# [How to complete this task]
Emit the entire listing verbatim.

# [Information shown]
────────────────────────────────────────
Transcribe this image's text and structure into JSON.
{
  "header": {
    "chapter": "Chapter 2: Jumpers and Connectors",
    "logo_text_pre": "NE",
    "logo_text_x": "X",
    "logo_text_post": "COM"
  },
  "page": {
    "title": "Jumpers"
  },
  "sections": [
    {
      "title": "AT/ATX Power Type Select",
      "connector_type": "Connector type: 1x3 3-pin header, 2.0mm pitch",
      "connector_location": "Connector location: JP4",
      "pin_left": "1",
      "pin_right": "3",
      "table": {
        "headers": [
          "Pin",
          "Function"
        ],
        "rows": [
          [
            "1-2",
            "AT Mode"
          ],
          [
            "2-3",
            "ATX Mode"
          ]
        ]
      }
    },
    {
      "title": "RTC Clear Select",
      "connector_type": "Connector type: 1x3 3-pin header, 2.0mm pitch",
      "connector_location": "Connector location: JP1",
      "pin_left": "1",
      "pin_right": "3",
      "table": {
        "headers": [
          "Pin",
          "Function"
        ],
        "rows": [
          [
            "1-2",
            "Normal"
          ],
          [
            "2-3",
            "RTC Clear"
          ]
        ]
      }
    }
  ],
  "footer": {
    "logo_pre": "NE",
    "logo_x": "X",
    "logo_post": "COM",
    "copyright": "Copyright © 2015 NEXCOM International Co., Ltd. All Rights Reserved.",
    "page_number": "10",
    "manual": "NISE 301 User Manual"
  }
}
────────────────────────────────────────
# [Finished exercise]
Transcribe this image's text and structure into JSON.
{
  "header": {
    "chapter": "Chapter 2: Jumpers and Connectors",
    "logo_text_pre": "NE",
    "logo_text_x": "X",
    "logo_text_post": "COM"
  },
  "page": {
    "title": "Jumpers"
  },
  "sections": [
    {
      "title": "AT/ATX Power Type Select",
      "connector_type": "Connector type: 1x3 3-pin header, 2.0mm pitch",
      "connector_location": "Connector location: JP4",
      "pin_left": "1",
      "pin_right": "3",
      "table": {
        "headers": [
          "Pin",
          "Function"
        ],
        "rows": [
          [
            "1-2",
            "AT Mode"
          ],
          [
            "2-3",
            "ATX Mode"
          ]
        ]
      }
    },
    {
      "title": "RTC Clear Select",
      "connector_type": "Connector type: 1x3 3-pin header, 2.0mm pitch",
      "connector_location": "Connector location: JP1",
      "pin_left": "1",
      "pin_right": "3",
      "table": {
        "headers": [
          "Pin",
          "Function"
        ],
        "rows": [
          [
            "1-2",
            "Normal"
          ],
          [
            "2-3",
            "RTC Clear"
          ]
        ]
      }
    }
  ],
  "footer": {
    "logo_pre": "NE",
    "logo_x": "X",
    "logo_post": "COM",
    "copyright": "Copyright © 2015 NEXCOM International Co., Ltd. All Rights Reserved.",
    "page_number": "10",
    "manual": "NISE 301 User Manual"
  }
}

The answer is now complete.